Response: While the relationship between resident work hours and patient safety has been extensively studied, little research evaluates the role of attending supervision on patient safety. Beginning with the Bell Commission there have been increased calls for enhanced resident supervision due to patient safety concerns. At the same time, with the growth of the hospitalist movement more faculty physicians join daily resident work rounds under the assumption that increased supervision is better for patient safety and resident education. However, we know that supervision is a complex balancing act, so we wanted to study whether these assumptions were true. On the one hand patient safety is important, but on the other adult learning theory argues residents need to be challenged to work beyond their comfort level. Importantly, being pushed beyond your comfort level often requires appropriate space between teacher and learner. To investigate the role of attending supervision on patient safety and resident learning we studied the impact of two levels of physician supervision on an inpatient general medical team.
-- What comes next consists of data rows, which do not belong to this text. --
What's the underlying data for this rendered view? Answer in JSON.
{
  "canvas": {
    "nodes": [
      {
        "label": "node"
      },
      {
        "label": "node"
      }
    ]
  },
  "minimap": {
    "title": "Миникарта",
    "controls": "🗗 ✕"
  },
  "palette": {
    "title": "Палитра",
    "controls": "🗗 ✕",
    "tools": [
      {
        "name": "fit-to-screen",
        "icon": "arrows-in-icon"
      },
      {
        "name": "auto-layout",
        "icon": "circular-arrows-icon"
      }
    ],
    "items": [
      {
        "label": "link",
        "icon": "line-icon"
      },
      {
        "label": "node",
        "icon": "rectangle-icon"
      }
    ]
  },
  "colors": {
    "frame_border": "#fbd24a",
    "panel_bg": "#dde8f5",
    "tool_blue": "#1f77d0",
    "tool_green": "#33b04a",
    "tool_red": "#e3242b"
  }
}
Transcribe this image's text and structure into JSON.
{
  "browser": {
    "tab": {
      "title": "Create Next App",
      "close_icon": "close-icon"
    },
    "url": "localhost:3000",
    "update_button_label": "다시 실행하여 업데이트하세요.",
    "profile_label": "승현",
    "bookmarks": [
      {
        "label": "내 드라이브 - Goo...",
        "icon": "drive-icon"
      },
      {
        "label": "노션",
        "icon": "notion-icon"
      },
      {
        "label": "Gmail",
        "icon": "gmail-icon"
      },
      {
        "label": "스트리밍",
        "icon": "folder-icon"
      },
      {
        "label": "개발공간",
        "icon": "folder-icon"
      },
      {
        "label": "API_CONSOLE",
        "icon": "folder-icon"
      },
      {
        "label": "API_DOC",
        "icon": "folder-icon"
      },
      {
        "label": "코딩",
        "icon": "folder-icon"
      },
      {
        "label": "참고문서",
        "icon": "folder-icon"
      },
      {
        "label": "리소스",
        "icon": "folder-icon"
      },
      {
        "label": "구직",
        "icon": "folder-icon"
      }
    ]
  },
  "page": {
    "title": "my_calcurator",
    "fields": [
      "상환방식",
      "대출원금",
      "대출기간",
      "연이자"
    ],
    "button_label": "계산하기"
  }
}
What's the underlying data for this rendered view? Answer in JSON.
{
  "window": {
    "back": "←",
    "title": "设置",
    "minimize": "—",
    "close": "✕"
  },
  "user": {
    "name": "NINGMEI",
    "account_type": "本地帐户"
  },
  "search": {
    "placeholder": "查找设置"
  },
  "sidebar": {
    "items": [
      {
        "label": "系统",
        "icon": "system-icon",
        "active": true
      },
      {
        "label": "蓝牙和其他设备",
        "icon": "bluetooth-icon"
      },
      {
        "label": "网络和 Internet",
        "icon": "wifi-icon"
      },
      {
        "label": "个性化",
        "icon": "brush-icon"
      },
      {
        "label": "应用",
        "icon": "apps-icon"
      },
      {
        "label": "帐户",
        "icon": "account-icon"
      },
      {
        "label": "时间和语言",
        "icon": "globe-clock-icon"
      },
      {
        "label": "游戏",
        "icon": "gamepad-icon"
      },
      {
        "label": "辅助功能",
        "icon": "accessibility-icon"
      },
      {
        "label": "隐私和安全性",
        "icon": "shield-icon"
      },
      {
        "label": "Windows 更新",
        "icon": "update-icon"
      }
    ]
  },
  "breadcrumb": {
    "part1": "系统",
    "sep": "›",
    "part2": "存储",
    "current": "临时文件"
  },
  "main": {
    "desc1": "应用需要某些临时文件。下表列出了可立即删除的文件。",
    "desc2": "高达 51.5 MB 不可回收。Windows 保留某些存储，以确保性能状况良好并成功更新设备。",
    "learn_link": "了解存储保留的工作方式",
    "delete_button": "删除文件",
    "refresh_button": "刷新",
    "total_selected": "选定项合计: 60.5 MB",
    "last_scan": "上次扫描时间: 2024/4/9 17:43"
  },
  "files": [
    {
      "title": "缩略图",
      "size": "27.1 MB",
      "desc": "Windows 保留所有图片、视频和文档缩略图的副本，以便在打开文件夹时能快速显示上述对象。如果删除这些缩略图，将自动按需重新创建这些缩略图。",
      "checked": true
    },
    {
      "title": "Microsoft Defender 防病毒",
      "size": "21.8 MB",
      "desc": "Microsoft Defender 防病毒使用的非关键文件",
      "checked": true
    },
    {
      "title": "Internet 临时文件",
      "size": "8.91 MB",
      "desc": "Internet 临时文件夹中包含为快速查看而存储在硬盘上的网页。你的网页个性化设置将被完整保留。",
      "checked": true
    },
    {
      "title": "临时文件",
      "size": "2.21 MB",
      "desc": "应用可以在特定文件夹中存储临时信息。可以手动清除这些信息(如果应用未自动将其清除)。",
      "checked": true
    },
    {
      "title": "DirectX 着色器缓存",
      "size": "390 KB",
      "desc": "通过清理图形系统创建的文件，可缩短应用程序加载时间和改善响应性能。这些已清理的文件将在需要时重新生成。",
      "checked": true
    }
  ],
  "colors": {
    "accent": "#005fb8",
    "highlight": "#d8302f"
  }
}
Twenty-two teaching faculty were randomized to either direct supervision of resident teams for patients previously known to the team vs usual care where they did not join rounds but rather discussed the patients later with the team. Faculty participated in both arms of the study, after completing the first arm they then crossed over to the other arm; each faculty member participated in the study for a total of 4 weeks. What are the main findings?

Response: We found that there was no statistical difference in medical error rates, mortality, transfer to the intensive care unit or length of stay between the direct supervision vs usual care groups. A time motion study of time spent speaking during work rounds found first year residents spoke statistically less when the faculty member was on rounds though the length of rounds was unchanged. There was no difference in written orders, consults called or radiology studies ordered between the groups. In surveys residents felt rounds were less efficient, that they had less autonomy and less ability to make independent decisions when a faculty member was present on work rounds. What should readers take away from your report?

Response: Supervision is complicated and finding the right balance between patient safety, resident education and resident autonomy is important. In determining the level of appropriate supervision, this study suggests patient safety may not be compromised by giving residents more autonomy. In order to create competent physicians of the future, it is key to find the right balance between direct supervision and autonomy. This work suggests that residency programs should think about the individualized needs of their institution and residents in determining the appropriate level of supervision and not assume that more supervision is always better. What recommendations do you have for future research as a result of this work?

Response: This study only evaluated patient safety on inpatient internal medicine resident teams and was done only at one hospital. For larger generalizability this work should be repeated at multiple institutions. Overall, supervision and patient safety is an area ripe for additional studies in all types of settings. In addition, peer learning and how residents learn from each other on rounds without a faculty member present is an area of significant opportunity for ongoing research. Is there anything else you would like to add?

Response: We just wanted to reassure the lay audience who may be concerned about not having a senior physician on rounds. Even in the “control” arm, senior faculty saw the patients every day, reviewed their labs and studies and would discuss their care with the resident team.

The main difference was they gave the team some space to independently come up with a plan on their own that was then reviewed by the supervising physician.

Disclosure: This study was funded by the Edward J. Stemmler, MD Medical Education Research Fund of the National Board of Medical Examiners.


Finn KM, Metlay JP, Chang Y, et al. Effect of Increased Inpatient Attending Physician Supervision on Medical Errors, Patient Safety, and Resident EducationA Randomized Clinical Trial. JAMA Intern Med. Published online June 04, 2018. doi:10.1001/jamainternmed.2018.1244

[wysija_form id=”3″]



The information on is provided for educational purposes only, and is in no way intended to diagnose, cure, or treat any medical or other condition. Always seek the advice of your physician or other qualified health and ask your doctor any questions you may have regarding a medical condition. In addition to all other limitations and disclaimers in this agreement, service provider and its third party providers disclaim any liability or loss in connection with the content provided on this website.


Last Updated on June 4, 2018 by Marie Benz MD FAAD